"""
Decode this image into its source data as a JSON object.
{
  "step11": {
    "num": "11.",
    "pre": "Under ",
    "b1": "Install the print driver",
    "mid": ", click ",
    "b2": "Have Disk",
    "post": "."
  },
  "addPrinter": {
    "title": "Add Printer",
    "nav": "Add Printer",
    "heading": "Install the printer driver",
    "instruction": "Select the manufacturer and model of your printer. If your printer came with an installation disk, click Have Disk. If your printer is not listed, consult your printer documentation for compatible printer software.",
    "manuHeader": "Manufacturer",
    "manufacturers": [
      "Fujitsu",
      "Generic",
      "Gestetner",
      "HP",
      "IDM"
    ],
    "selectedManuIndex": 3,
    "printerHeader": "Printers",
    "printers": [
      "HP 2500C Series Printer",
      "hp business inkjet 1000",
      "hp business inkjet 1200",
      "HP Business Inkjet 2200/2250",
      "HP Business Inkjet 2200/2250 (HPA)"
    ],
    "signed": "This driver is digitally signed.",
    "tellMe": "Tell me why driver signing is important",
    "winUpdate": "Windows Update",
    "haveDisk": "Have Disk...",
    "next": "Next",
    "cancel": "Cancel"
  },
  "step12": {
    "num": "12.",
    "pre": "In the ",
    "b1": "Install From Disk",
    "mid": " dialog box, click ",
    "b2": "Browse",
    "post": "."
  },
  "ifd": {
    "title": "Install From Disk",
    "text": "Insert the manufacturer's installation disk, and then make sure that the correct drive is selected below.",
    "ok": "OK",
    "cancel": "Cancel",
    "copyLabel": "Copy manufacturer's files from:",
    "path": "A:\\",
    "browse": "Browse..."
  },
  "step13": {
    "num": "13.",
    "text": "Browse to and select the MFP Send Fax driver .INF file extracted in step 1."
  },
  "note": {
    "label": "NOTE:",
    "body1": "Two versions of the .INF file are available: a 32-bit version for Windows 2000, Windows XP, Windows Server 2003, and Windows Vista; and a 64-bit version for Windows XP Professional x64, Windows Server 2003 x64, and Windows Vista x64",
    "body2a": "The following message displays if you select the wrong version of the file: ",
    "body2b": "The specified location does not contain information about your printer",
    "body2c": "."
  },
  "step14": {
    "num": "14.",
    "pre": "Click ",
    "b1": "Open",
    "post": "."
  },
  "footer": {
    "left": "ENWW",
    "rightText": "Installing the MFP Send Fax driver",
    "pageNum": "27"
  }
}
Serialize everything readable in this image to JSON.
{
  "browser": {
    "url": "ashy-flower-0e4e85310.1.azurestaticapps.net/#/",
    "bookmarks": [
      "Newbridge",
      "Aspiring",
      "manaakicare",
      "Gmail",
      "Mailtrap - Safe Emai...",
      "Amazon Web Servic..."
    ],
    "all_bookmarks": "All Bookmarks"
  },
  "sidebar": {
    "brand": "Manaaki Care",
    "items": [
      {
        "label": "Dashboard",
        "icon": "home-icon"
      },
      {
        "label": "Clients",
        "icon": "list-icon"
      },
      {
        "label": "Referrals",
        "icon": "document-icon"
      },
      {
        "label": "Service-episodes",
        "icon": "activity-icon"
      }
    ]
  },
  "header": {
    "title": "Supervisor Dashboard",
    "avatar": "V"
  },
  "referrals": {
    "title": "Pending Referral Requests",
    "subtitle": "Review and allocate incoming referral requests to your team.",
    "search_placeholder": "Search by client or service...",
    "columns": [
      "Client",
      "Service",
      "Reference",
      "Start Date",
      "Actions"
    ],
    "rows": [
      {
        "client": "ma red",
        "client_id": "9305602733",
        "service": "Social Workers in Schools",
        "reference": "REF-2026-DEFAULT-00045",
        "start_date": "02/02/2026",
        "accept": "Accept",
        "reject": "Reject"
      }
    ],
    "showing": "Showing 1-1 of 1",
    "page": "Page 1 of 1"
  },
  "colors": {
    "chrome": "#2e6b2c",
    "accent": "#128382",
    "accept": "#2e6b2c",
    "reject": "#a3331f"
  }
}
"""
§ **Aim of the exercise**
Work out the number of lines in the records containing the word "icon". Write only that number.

§ **Result of this exercise**
4